When South Windsor resident Richard Desmond was experiencing fatigue in 2004, he just believed he was burning the candle at both ends.
Indeed, at 25 years old, Richard thought he was just experiencing a lack of energy from working too hard.
But routine blood work performed during a physical required before he entered graduate school at UConn revealed something far more serious: Richard was diagnosed with aplastic anemia that was caused by a rare genetic disorder known as Dyskeratosis Congenita. Essentially, Richard has extremely low levels of red and white blood cell counts.
“It’s like a one in a million disease,” Richard said in a telephone interview. “My doctor called me [when I was diagnosed] and asked me, ‘Are you OK? You shouldn’t be walking around based on these numbers.'”
Richard’s family already knew that his older brother, Bob, had the disorder, but Rich set up an appointment at the Dana-Farber Cancer Institute in Boston, and convinced Bob to go with him, according to a press release. During that visit, Richard and Bob were both told that they needed to have a bone marrow stem cell transplant. (According to the release, Richard and Bob were the first-ever patients treated for aplastic anemia who also have Dyskeratosis Congenita.)
Doctors suggested that one of the brothers undergo the procedure first to see how he reacts.
According to a Dana-Farber press release, Bob, being the older brother that he is, went first and got his transplant in August 2005.
Things went pretty well and Richard got his bone marrow stem cell transplant in February 2006. The two brothers each enjoyed a strong initial recovery, though they developed graft-versus-host-disease (GVHD).
Unfortunately, Bob eventually succumbed to lung failure as a result of GVHD and died in October 2008.
The following spring, Richard, who never considered himself a distance runner, entered and finished the 7-mile Falmouth Road Race in Massachusetts for the first time. That first race he raised about $1,000 for Dana-Farber.
Fast forward to August 2012, and Richard, now 33, is still maintaining a relatively normal life - skin problems and dry-eye notwithstanding - despite battling GVHD.
“Other than [the dry-eye and skin problems], I’ve been good,” Richard said.
He’s finishing up his PhD at UConn and is hoping to land a tenured teaching job at a small college somewhere.
He’s also about to run his fourth New Balance Falmouth Road Race, which is scheduled for Aug. 12, in which he will join over 100 other members of the Dana-Farber team running in the Falmouth Road Race in support of adult and pediatric cancer care and research.

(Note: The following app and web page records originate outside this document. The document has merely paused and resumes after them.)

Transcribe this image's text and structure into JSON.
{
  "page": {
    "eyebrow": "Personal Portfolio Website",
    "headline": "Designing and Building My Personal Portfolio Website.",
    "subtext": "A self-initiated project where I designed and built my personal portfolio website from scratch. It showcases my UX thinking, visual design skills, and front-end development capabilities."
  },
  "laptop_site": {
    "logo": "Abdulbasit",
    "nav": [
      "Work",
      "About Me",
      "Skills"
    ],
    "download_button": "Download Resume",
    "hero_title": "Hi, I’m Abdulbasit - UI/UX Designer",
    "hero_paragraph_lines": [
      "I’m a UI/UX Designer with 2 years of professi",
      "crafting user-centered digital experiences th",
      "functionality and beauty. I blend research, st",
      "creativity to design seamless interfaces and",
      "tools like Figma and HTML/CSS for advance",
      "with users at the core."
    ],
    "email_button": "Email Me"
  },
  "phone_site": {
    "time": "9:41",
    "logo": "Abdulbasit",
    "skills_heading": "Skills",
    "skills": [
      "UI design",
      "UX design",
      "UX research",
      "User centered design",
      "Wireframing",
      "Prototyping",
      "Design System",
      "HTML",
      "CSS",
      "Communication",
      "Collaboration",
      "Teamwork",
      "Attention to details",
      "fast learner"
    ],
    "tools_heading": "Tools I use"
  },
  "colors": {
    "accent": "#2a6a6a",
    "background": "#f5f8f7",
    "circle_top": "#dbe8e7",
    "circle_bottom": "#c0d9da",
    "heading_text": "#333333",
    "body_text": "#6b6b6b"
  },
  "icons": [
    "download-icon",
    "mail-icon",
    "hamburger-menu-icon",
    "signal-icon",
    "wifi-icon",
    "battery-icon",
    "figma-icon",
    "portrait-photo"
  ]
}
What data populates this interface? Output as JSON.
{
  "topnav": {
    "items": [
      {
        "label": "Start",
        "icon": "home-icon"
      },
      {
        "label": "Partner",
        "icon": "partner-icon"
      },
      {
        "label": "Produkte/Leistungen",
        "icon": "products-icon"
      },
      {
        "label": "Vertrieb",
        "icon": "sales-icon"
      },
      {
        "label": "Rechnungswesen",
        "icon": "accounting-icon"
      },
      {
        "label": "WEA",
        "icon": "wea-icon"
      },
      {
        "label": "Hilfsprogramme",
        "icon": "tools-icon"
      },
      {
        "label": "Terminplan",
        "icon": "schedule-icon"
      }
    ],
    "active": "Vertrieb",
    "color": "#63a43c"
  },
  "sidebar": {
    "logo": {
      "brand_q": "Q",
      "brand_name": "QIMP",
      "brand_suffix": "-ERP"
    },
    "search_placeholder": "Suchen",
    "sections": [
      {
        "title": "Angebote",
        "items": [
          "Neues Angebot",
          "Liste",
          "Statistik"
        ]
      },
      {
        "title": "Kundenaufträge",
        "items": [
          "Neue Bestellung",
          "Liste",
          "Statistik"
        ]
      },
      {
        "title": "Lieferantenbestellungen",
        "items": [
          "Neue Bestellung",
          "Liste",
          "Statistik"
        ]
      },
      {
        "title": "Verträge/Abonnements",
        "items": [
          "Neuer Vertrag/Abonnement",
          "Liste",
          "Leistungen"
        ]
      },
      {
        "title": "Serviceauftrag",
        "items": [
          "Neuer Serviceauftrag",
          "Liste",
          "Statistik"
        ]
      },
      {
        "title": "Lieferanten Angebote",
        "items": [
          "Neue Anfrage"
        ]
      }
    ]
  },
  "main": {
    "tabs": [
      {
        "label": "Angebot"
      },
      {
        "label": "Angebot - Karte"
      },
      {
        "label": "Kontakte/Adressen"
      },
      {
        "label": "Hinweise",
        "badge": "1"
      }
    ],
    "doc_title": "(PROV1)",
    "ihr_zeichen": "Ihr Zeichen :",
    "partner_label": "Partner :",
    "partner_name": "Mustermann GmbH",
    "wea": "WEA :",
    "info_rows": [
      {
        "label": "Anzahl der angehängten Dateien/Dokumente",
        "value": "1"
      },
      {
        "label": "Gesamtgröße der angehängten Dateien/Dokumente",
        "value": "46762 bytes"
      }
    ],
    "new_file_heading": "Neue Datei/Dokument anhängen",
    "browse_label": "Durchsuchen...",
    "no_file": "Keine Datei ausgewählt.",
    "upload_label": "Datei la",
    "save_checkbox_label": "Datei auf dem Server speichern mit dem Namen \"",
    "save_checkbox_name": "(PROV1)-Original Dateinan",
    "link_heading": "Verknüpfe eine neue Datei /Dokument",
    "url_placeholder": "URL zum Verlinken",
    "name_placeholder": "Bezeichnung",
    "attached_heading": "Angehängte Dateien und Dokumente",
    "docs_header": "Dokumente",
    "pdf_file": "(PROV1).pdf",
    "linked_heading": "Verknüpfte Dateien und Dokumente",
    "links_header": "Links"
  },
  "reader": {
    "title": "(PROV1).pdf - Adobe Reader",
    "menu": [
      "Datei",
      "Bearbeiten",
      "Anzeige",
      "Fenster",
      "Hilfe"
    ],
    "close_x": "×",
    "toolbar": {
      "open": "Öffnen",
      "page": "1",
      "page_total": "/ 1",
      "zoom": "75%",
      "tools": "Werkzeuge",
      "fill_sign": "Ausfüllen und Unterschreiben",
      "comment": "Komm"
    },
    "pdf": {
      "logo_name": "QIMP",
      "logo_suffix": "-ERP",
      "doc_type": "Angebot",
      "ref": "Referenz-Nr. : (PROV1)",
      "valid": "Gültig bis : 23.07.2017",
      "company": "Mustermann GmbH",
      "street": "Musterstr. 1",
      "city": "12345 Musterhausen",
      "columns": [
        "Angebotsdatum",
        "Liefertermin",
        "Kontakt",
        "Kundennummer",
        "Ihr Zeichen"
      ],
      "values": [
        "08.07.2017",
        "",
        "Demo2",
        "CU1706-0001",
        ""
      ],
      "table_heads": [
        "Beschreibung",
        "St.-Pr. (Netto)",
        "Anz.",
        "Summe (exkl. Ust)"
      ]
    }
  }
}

Richard will also be running in loving memory of his brother Bob. Entering the race, which draws about 10,000 runners, with his teammates has been helpful and cathartic, Richard said.
“It’s been a good experience,” Richard said. “Last year we sat down and shared our stories. You start to cry, but everybody winds up happy, because you know why you are doing it. … It’s a good race and a fun weekend.”
To donate to Richard’s cause or for more information on Dana-Farber, visit www.rundanafarber.org/falmouth2012/richd